**Goal of the exercise:**
Check each line of the entries. Copy the ones that contain the string "title".

[Dataset rows for apps and sites]
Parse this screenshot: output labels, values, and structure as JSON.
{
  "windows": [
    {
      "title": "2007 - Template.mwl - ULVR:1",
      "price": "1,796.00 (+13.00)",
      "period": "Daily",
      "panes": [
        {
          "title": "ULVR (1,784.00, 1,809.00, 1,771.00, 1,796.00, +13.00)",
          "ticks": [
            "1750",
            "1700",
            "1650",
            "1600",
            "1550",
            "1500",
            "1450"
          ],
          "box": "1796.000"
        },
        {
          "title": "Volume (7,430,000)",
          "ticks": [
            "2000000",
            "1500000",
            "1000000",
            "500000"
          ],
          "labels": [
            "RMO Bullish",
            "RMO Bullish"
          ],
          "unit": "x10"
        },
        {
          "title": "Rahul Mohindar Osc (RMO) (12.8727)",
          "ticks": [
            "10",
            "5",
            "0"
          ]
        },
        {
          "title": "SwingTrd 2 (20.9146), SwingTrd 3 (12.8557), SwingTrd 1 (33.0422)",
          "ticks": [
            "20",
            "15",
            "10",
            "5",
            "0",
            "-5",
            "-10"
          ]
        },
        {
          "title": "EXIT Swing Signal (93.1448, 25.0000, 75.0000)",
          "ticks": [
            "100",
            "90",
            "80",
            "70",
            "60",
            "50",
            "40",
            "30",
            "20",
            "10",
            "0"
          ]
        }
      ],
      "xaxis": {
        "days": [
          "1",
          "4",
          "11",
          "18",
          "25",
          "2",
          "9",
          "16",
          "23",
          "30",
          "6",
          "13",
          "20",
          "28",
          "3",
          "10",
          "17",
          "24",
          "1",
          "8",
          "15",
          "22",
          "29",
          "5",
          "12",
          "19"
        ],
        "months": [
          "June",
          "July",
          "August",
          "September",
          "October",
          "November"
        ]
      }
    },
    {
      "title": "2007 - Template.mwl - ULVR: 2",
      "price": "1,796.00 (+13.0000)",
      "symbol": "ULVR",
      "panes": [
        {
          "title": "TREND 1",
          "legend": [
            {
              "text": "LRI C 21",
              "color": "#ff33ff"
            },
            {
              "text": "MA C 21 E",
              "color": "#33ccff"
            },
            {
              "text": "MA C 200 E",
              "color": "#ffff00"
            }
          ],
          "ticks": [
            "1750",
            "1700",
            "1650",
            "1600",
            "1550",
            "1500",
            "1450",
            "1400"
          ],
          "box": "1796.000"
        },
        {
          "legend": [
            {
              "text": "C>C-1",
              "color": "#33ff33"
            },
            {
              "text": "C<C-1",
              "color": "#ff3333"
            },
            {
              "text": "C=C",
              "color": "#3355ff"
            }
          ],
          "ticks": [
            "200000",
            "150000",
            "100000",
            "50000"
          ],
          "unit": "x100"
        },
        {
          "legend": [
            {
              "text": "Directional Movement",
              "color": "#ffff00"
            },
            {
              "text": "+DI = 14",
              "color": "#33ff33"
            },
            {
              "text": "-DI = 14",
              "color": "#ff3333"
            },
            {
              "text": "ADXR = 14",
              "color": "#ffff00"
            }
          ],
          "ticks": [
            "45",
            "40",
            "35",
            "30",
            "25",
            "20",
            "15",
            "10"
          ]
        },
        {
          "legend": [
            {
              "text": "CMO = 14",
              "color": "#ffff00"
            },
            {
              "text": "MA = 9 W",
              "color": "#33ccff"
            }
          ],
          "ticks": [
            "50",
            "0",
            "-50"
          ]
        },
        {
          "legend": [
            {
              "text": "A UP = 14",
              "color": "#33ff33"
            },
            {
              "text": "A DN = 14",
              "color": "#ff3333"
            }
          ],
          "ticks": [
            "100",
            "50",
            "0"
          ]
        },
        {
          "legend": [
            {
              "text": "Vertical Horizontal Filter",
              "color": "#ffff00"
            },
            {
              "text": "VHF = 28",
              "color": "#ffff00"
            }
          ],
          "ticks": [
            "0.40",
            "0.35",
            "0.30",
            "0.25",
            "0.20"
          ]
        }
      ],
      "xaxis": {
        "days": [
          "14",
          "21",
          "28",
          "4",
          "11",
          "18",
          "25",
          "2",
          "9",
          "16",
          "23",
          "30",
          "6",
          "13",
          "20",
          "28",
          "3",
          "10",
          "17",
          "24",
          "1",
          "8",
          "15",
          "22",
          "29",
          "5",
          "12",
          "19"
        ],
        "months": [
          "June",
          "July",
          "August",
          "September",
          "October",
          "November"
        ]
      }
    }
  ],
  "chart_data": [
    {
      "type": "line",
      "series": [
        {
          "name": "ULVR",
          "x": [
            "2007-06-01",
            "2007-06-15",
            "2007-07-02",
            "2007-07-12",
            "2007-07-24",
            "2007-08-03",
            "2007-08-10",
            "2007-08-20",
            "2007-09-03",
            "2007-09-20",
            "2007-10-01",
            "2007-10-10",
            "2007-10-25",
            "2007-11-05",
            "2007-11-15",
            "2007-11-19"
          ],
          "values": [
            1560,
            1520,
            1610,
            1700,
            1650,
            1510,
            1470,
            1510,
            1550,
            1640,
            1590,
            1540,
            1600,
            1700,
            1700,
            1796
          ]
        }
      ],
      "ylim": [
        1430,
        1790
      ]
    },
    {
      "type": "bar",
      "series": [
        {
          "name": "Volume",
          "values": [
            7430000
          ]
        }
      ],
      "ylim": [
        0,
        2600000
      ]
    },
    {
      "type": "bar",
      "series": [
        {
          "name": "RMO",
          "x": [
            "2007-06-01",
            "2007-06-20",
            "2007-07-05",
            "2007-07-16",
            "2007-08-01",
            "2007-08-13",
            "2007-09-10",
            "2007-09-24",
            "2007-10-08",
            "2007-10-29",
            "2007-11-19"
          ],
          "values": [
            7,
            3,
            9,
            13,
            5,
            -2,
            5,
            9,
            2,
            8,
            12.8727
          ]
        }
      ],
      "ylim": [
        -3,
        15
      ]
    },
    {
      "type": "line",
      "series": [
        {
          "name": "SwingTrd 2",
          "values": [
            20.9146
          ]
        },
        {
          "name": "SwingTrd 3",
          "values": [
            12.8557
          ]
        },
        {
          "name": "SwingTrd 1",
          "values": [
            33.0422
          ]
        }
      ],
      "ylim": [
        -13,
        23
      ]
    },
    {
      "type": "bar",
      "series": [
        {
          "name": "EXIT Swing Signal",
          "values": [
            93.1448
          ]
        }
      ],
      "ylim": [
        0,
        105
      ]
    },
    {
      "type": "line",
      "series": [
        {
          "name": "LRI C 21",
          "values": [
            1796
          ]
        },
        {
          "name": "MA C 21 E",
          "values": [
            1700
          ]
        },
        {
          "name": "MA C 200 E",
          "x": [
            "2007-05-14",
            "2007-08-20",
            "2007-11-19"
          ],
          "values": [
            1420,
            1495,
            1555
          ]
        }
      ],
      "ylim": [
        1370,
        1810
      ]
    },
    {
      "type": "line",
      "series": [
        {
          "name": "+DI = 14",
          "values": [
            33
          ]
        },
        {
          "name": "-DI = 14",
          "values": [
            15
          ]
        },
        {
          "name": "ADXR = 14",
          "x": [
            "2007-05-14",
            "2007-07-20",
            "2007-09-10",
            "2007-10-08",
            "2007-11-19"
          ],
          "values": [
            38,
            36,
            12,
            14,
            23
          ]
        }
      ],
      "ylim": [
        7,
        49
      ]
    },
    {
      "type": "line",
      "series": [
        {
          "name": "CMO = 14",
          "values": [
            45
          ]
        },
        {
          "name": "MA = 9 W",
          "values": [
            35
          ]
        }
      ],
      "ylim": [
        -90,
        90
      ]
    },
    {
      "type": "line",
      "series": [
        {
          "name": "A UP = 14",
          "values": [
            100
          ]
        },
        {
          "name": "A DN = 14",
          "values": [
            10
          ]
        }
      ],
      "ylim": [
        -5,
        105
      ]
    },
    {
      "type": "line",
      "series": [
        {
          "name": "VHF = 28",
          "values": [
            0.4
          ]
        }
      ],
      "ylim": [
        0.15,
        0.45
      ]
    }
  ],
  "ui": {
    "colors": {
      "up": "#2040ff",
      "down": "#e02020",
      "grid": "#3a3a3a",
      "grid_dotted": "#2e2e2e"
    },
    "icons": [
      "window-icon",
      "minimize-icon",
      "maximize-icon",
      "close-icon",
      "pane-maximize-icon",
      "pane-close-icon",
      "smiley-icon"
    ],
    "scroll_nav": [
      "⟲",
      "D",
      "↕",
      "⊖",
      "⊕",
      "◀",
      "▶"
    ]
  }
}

**Output below:**
      "title": "2007 - Template.mwl - ULVR:1",
          "title": "ULVR (1,784.00, 1,809.00, 1,771.00, 1,796.00, +13.00)",
          "title": "Volume (7,430,000)",
          "title": "Rahul Mohindar Osc (RMO) (12.8727)",
          "title": "SwingTrd 2 (20.9146), SwingTrd 3 (12.8557), SwingTrd 1 (33.0422)",
          "title": "EXIT Swing Signal (93.1448, 25.0000, 75.0000)",
      "title": "2007 - Template.mwl - ULVR: 2",
          "title": "TREND 1",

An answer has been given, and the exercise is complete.